“We then started investigating the client implementation, soon realizing that it comes embedded with different sets of P2P libraries. The software client is essentially a white-label product, and for this very reason it needs to provide full interoperability with several P2P vendors,” Nozomi wrote in its blog post on Tuesday. “After setting a few breakpoints in the right spots, we managed to identify interesting code where the network’s packet payload is deobfuscated. We later parsed the code to understand which type of commands it contained.”
“We use the word “deobfuscated” to signify that the protocol lacks a secure key exchange and relies instead on an obfuscation scheme based on a fixed key,” Nozomi highlighted. “The consequences of the vulnerabilities of both Reolink and ThroughTek are similar: since this traffic traverses the internet, an attacker that is able to access it can reconstruct the audio/video stream,” it added.
As ThroughTek’s P2P library has been integrated by multiple vendors into many different devices over the years, it is virtually impossible for a third party to track the affected products. The threat model under which this type of vulnerability is exploitable, is the limiting factor for its actual impact. Essentially, any hacker that can access the network traffic between the NVR and the end user, including the P2P third-party server provider in some scenarios, could access and view confidential audio/video streams.
While doing further research, Nozomi stumbled upon more recent versions of the library, with a different obfuscation scheme and a different set of parameters. “We could not perform a dynamic analysis of those libraries because finding a device running the newer version of the protocol proved to be a bigger challenge than finding the vulnerability,” it added.
Generally, when a buyer looks at the technical details of various security cameras, they are unable to identify the P2P provider or find a proper description of the protocol. Unfortunately, most buyers do not have the skills or inclination to do this. Therefore, the best way to prevent captured audio/video content from being viewed by strangers over the internet is to disable P2P functionality.
“We recommend that users only enable P2P in the rare situations where the vendor can provide a thorough technical explanation of why the algorithms used in their products are secure,” Nozomi said.
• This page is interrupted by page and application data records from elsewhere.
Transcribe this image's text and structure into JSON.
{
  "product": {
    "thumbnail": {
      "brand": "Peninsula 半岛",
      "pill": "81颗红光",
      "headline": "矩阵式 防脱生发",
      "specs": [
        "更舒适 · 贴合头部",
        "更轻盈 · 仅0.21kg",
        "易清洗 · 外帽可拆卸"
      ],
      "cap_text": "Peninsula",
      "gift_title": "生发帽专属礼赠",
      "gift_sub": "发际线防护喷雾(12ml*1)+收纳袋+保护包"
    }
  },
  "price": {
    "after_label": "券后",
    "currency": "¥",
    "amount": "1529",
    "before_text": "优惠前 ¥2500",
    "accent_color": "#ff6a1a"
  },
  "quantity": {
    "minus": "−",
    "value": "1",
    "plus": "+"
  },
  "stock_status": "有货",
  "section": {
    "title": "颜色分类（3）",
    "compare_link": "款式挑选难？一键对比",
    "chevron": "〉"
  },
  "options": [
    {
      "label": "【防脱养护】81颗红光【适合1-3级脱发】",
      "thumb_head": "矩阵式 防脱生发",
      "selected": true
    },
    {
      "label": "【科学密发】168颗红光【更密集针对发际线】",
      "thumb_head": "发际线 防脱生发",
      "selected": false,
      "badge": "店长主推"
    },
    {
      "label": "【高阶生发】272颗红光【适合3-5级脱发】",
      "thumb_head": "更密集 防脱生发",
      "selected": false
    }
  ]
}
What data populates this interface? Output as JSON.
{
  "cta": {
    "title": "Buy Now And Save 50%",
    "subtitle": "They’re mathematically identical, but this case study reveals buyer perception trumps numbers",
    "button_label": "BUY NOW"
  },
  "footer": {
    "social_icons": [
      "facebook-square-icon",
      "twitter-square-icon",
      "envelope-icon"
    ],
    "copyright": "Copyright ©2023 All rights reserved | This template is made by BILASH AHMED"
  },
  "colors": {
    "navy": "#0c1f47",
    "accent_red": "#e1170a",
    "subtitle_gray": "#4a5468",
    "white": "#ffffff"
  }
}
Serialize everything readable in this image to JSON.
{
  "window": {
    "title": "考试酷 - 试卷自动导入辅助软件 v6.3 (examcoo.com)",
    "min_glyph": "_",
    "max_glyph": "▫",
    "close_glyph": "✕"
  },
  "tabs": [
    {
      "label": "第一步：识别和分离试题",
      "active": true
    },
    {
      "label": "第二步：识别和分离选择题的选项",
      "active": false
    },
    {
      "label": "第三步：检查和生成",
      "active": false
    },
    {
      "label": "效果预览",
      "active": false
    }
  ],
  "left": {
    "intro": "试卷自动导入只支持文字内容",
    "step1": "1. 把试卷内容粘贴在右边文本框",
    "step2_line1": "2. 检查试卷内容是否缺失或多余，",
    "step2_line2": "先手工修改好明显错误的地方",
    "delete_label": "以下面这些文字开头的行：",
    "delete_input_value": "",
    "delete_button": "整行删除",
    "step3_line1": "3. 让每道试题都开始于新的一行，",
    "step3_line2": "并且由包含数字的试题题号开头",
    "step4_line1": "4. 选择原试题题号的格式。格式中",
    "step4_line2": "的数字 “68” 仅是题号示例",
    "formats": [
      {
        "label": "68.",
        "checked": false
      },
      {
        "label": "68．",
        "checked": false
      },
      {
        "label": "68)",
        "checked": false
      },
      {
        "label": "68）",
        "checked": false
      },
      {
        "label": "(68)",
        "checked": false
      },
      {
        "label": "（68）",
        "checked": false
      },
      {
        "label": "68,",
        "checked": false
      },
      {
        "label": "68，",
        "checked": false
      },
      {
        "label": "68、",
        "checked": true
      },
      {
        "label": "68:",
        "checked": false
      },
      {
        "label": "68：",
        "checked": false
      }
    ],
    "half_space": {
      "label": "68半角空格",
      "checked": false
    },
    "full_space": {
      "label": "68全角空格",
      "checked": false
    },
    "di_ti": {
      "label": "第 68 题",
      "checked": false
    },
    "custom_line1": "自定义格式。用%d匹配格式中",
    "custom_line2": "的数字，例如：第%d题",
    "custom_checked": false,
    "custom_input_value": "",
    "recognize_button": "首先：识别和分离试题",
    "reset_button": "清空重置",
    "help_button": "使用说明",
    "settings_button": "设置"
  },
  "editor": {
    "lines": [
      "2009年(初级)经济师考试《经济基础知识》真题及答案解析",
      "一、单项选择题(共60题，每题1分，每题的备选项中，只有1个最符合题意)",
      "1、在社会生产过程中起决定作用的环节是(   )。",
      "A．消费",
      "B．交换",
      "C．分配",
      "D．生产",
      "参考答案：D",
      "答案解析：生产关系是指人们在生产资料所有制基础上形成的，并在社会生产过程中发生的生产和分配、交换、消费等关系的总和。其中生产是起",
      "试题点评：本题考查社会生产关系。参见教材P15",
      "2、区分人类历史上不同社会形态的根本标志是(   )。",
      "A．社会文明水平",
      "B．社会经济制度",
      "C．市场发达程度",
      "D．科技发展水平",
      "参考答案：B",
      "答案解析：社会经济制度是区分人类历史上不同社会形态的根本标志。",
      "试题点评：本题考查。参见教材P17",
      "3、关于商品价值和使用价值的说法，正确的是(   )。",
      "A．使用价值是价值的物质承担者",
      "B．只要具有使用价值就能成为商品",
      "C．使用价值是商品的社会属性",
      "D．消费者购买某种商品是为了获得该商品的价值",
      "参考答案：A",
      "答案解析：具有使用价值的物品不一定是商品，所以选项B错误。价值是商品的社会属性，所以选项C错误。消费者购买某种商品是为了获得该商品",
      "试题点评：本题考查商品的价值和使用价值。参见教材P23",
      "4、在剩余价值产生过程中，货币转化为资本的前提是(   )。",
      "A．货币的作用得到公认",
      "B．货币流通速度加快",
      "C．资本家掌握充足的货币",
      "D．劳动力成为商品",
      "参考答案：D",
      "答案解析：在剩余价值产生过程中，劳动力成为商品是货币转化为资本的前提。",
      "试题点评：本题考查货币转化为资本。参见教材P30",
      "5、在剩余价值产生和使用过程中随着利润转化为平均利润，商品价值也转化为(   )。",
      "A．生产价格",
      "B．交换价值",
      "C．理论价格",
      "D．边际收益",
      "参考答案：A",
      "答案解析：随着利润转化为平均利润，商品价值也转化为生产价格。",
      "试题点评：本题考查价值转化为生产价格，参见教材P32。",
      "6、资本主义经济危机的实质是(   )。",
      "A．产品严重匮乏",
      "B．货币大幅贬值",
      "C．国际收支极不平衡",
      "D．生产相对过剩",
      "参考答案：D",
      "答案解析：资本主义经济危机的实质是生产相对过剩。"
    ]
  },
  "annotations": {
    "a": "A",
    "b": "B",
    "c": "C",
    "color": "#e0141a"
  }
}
Further considerations include assessing the security and privacy policies of both the camera vendor and the jurisdiction in which the vendor is located, it added.